Speed up your WordPress website (and save space) by automatically limiting maximum image size
We’ve all visited websites that loaded SLOW. We see one image load, then finally another one. Or maybe, it just seems to take forever, and then we see the main top image load. Today, this is more likely on our phones, or if you just have slow internet to your desktop.
This website slowness is frequently due to a much larger image, or multiple much larger images, being displayed inside a much smaller area. Depending on your workflow, it can be all too easy for these overly large images to be used.
I will do two things in this post.
1) I will use an example image and show how automatic resizing makes a difference.
2) I am going to show an example of a random website I found online with oversize images, and demonstrate the problem.
WORDPRESS IMAGE DEFAULTS
Looking at a somewhat basic install of WordPress, there are three sizes that will be made from the uploaded image:
Thumbnail: 150 pixels wide
Medium: 300 pixels wide
Large: 1024 pixels wide
By default, the Full-Size image will remain the same size as uploaded.
Note: It is possible to add more automatic image sizes within WordPress.

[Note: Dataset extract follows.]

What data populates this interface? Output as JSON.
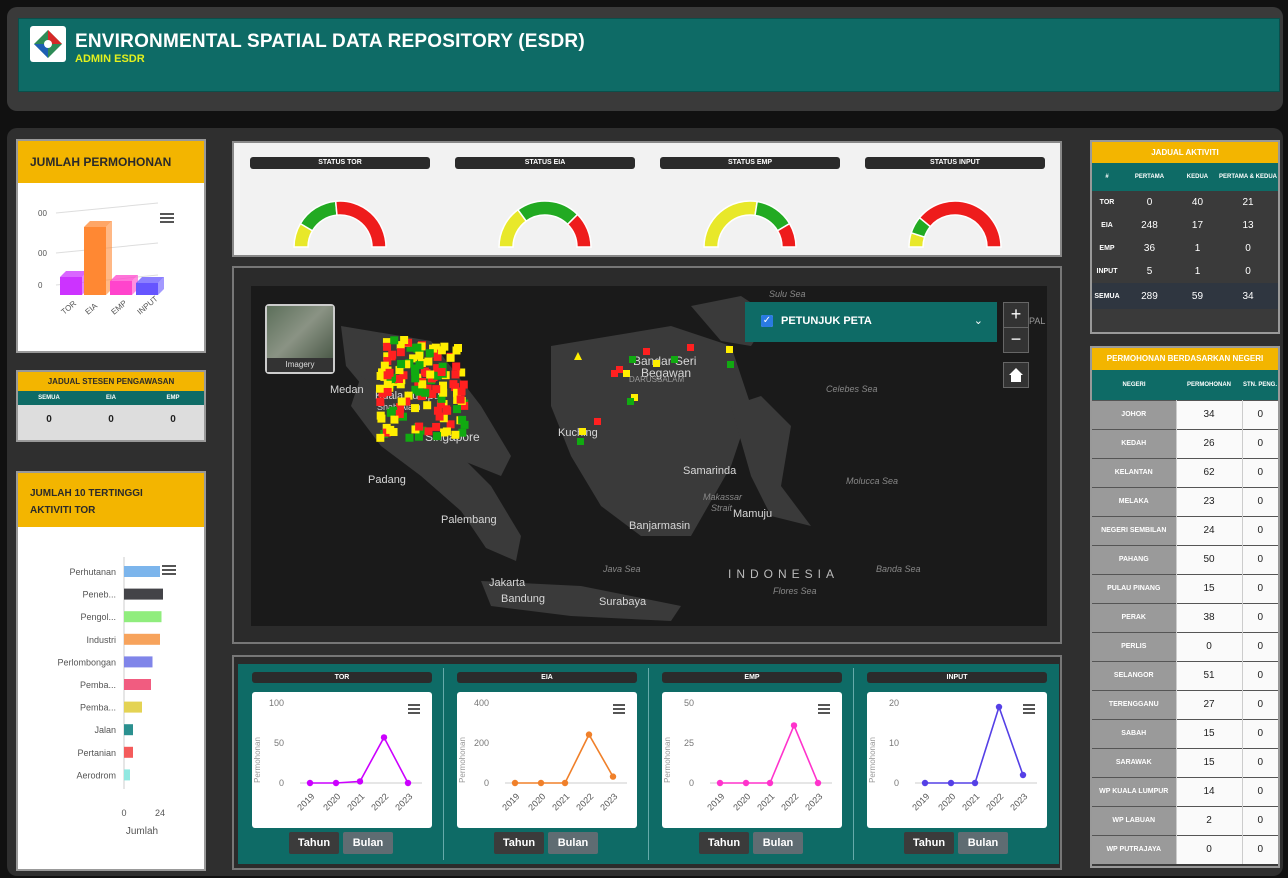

The image I am using for this post is a wide image snapped with a Galaxy S9 from when we visited the Adirondacks.
This image was originally 16meg, but was upside down. Simply rotating in an image editor, and then resaving lowered size to 11meg. The original size is: 6880 pixels wide, 2176 pixels high.
When I upload this image to WordPress without the maximum size limiting, the three sizes above are created, and of course, the original image remains.
This introduces three problems:
- an image that isn’t likely to be useful
- an image taking up an inordinate amount of space. This will affect your storage quota, the size of your backup file, etc.
- available images are either too small, or too big.
The optimal is to have an image that is both not any larger than needed, and compressed just a bit to save a bit more space.
WordPress will do a bit of compression for you. Currently, a .jpg will by default be compressed to 82% (this ratio can be modified).
What is the correct maximum size? If your website is designed to display at a resolution of 2000 pixels, then you’ll need an image this size. In general, this isn’t the usual.
The next consideration is Open Graph. If you share a webpage to Facebook, the image that is displayed along with your post is required by Facebook to be at least 600 x 315 pixels. Otherwise, no image will be shown on the share.
I used to size my images at a maximum of 1024 pixels wide.
Recently, I discovered that LinkedIn requires images to have a MINIMUM size of 1200 pixels wide in order to be shown when sharing to their platform.
Because of this, I now use 1200 pixels as my maximum image site setting, instead of 1024.
IMAGE RESIZING SOLUTION
There are two plugins that I recommend for resizing images.
Note: Another high-quality image resizing plugin is: Imsanity (https://wordpress.org/plugins/imsanity/) , but you only need one or the other of these.
IMAGE SIZE USING EWW IMAGE OPTIMIZER
Using my example image, I am going to upload it to DR7Media, where I have configured the EWWW plugin to resize all images larger than 1200 pixels to resize to 1200 pixels wide, with the default 82% compression provided by WordPress for .jpg images.
After I uploaded the image, the width was reduced dramatically, and substantially the image size went down. Look:
Width: 6880 pixels
Height: 2176 pixels
Size: 11 Meg.
Width: 1200 pixels
Height: 389 pixels
This now gives you an image that in most use cases is more than large enough, and will work great for social media shares AND saves space, and most importantly – downloads to the viewer’s web browser SO MUCH FASTER.
REAL LIFE CASE OF IMAGES TOO LARGE
I am going to use a random website I found online that has a full-width header at the top, with rotating images. They are ALL too large. In the body of the webpage, there are embedded images being displayed much, MUCH smaller than they really are.
This website is: http://theambassadorcompanies.com/ so if you want to follow along, you can.
IF you are on really fast Internet, for the most part you won’t see too much of a slowdown. However, if you are on 4G, or 3G (shudder), this problem becomes quite apparent.
Of particular interest is that the same images are being used on mobile, as for a full desktop site. One of the cool things you can do is detect browser size, and serve images that are relatively appropriate. For instance, on a small mobile, serve a smaller image.
The top part of the home page looks like:
This same site in mobile:
The top background image is the same size on both desktop and mobile.
As you can see, it is huge.
The background image is 2945 pixels wide, even on a mobile device. A little resizing would be great. Displaying a much smaller image on mobile would be optimal.
Further down the webpage are image links. See:
You can see how this image is being displayed at 303 pixels wide, but is actually 2945 pixels wide.
- The slower the internet connection, the worse the impact of having too large of images.
- Cellular (data on phone) is slower.
- 3G (shudder) is extremely slow, and will really be painful with large images.
RECOMMEND: Read my article about not even loading images til needed: Lazy Loading – Don’t load images unless needed.